__Problem description__:
Exact copies of all entries are expected.

··· Records for processing

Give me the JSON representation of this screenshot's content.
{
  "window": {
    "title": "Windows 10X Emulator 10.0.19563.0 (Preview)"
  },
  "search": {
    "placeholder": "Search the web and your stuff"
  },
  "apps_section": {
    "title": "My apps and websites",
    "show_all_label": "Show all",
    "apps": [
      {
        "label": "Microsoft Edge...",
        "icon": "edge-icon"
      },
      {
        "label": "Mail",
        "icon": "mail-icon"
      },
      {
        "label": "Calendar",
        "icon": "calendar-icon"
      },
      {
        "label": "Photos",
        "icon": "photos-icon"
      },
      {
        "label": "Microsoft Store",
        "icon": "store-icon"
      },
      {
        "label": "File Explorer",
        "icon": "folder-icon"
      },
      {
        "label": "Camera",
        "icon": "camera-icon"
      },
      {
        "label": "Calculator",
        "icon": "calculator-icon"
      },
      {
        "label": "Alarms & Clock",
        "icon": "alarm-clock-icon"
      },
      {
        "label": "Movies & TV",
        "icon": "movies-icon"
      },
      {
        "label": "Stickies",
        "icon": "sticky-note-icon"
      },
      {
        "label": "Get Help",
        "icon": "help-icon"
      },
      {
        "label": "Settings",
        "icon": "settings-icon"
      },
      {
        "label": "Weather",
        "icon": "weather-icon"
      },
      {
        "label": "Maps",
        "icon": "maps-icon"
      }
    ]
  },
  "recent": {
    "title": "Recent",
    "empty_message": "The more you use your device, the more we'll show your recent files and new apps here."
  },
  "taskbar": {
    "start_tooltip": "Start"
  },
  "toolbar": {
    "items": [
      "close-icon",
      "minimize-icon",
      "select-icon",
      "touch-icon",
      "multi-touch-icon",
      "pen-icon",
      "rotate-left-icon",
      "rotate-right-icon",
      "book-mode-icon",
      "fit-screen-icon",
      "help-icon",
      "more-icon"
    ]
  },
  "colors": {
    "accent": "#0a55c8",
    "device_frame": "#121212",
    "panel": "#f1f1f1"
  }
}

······

__Solution to this exercise__:
Give me the JSON representation of this screenshot's content.
{
  "window": {
    "title": "Windows 10X Emulator 10.0.19563.0 (Preview)"
  },
  "search": {
    "placeholder": "Search the web and your stuff"
  },
  "apps_section": {
    "title": "My apps and websites",
    "show_all_label": "Show all",
    "apps": [
      {
        "label": "Microsoft Edge...",
        "icon": "edge-icon"
      },
      {
        "label": "Mail",
        "icon": "mail-icon"
      },
      {
        "label": "Calendar",
        "icon": "calendar-icon"
      },
      {
        "label": "Photos",
        "icon": "photos-icon"
      },
      {
        "label": "Microsoft Store",
        "icon": "store-icon"
      },
      {
        "label": "File Explorer",
        "icon": "folder-icon"
      },
      {
        "label": "Camera",
        "icon": "camera-icon"
      },
      {
        "label": "Calculator",
        "icon": "calculator-icon"
      },
      {
        "label": "Alarms & Clock",
        "icon": "alarm-clock-icon"
      },
      {
        "label": "Movies & TV",
        "icon": "movies-icon"
      },
      {
        "label": "Stickies",
        "icon": "sticky-note-icon"
      },
      {
        "label": "Get Help",
        "icon": "help-icon"
      },
      {
        "label": "Settings",
        "icon": "settings-icon"
      },
      {
        "label": "Weather",
        "icon": "weather-icon"
      },
      {
        "label": "Maps",
        "icon": "maps-icon"
      }
    ]
  },
  "recent": {
    "title": "Recent",
    "empty_message": "The more you use your device, the more we'll show your recent files and new apps here."
  },
  "taskbar": {
    "start_tooltip": "Start"
  },
  "toolbar": {
    "items": [
      "close-icon",
      "minimize-icon",
      "select-icon",
      "touch-icon",
      "multi-touch-icon",
      "pen-icon",
      "rotate-left-icon",
      "rotate-right-icon",
      "book-mode-icon",
      "fit-screen-icon",
      "help-icon",
      "more-icon"
    ]
  },
  "colors": {
    "accent": "#0a55c8",
    "device_frame": "#121212",
    "panel": "#f1f1f1"
  }
}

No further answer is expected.